This page contains an introductory lesson about stream and floodplain processes and functions. Below are brief summaries with more detailed information in the links provided.
Our Catskill streams are more than aesthetic wonders and resources for recreation. They perform important environmental functions and services, including providing the lifeblood of countless organisms – including humans, plants and animals – to draining floodwaters and moving rock and soil eroded from the mountains to build fertile valleys. These functions are complex and interrelated. The stream is a dynamic feature of the landscape, ready to swell in a heavy rainstorm or shrink to a trickle during a drought. Understanding these relationships is vital to well-informed living near our streams.
Water in Motion
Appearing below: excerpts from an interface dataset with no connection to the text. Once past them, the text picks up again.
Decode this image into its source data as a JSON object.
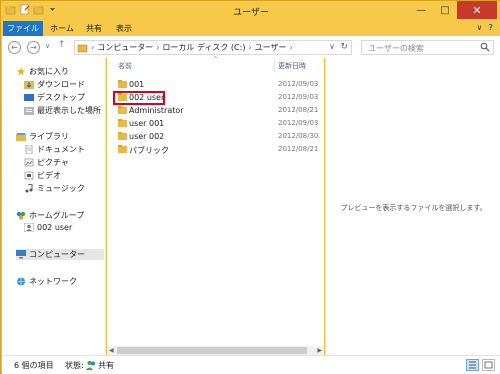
{
  "window": {
    "title": "ユーザー",
    "minimize": "—",
    "maximize": "□",
    "close": "✕"
  },
  "ribbon": {
    "tabs": [
      "ファイル",
      "ホーム",
      "共有",
      "表示"
    ],
    "expand": "∨",
    "help": "?"
  },
  "address": {
    "back": "←",
    "forward": "→",
    "recent": "∨",
    "up": "↑",
    "breadcrumbs": [
      "コンピューター",
      "ローカル ディスク (C:)",
      "ユーザー"
    ],
    "dropdown": "∨",
    "refresh": "↻",
    "search_placeholder": "ユーザーの検索"
  },
  "nav_pane": {
    "favorites": "お気に入り",
    "downloads": "ダウンロード",
    "desktop": "デスクトップ",
    "recent_places": "最近表示した場所",
    "libraries": "ライブラリ",
    "documents": "ドキュメント",
    "pictures": "ピクチャ",
    "videos": "ビデオ",
    "music": "ミュージック",
    "homegroup": "ホームグループ",
    "homegroup_user": "002 user",
    "computer": "コンピューター",
    "network": "ネットワーク"
  },
  "file_list": {
    "col_name": "名前",
    "col_date": "更新日時",
    "sort_indicator": "^",
    "rows": [
      {
        "name": "001",
        "date": "2012/09/03"
      },
      {
        "name": "002 user",
        "date": "2012/09/03"
      },
      {
        "name": "Administrator",
        "date": "2012/08/21"
      },
      {
        "name": "user 001",
        "date": "2012/09/03"
      },
      {
        "name": "user 002",
        "date": "2012/08/30"
      },
      {
        "name": "パブリック",
        "date": "2012/08/21"
      }
    ]
  },
  "preview": {
    "message": "プレビューを表示するファイルを選択します。"
  },
  "status_bar": {
    "item_count": "6 個の項目",
    "state_label": "状態:",
    "state_value": "共有"
  },
  "colors": {
    "title_bar": "#f6c948",
    "file_tab": "#1c76c9",
    "close_button": "#c7392b",
    "highlight_box": "#e0001b",
    "folder": "#e8b948"
  }
}
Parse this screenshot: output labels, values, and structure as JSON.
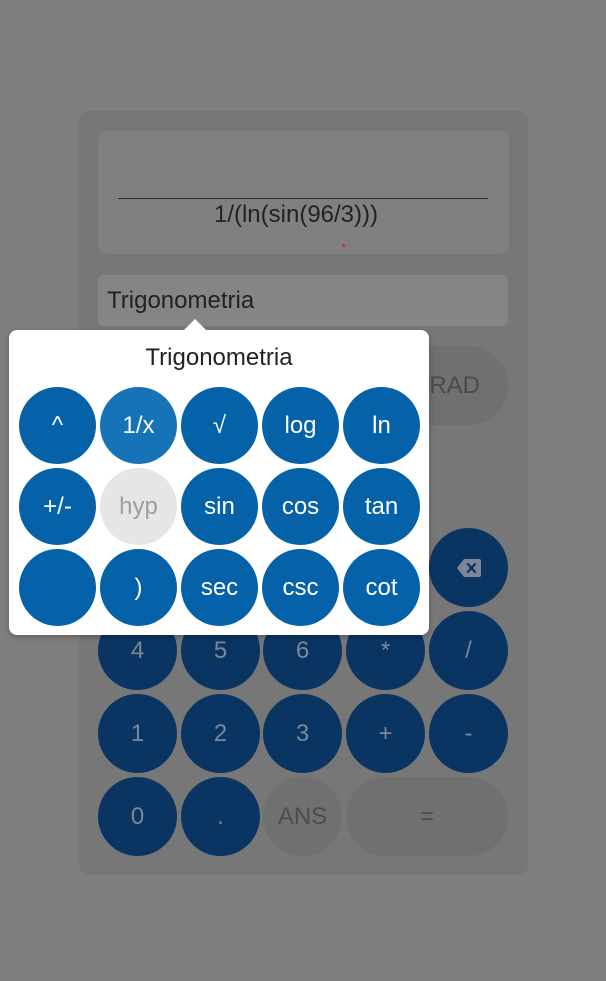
{
  "display": {
    "expression": "1/(ln(sin(96/3)))"
  },
  "selector": {
    "value": "Trigonometria"
  },
  "mode": {
    "label": "RAD"
  },
  "keypad": {
    "row1": {
      "backspace_icon": "backspace-icon"
    },
    "row2": [
      "4",
      "5",
      "6",
      "*",
      "/"
    ],
    "row3": [
      "1",
      "2",
      "3",
      "+",
      "-"
    ],
    "row4": [
      "0",
      ".",
      "ANS",
      "="
    ]
  },
  "popup": {
    "title": "Trigonometria",
    "row1": [
      "^",
      "1/x",
      "√",
      "log",
      "ln"
    ],
    "row2": [
      "+/-",
      "hyp",
      "sin",
      "cos",
      "tan"
    ],
    "row3": [
      "",
      ")",
      "sec",
      "csc",
      "cot"
    ]
  },
  "colors": {
    "popup_key": "#0562a8",
    "dimmed_key": "#0a3562",
    "overlay": "#7e7e7e"
  }
}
Streams drain the landscape. When rain falls or snow melts, water that doesn’t seep into the ground becomes runoff. This runoff drains into a network of streams, brooks, creeks and rivers. Along this network, stream channels shape themselves to carry the high water of spring snow melt. Flows that exceed the stream channel’s capacity become floods, which can range from minor events to raging torrents that carve new channels. The floodwater is routed down the valley across the floodplains, which play an important role in a watershed’s drainage system. By dissipating the water’s erosive energy, floodplains help keep stream channels stable and able to carry regular daily flows.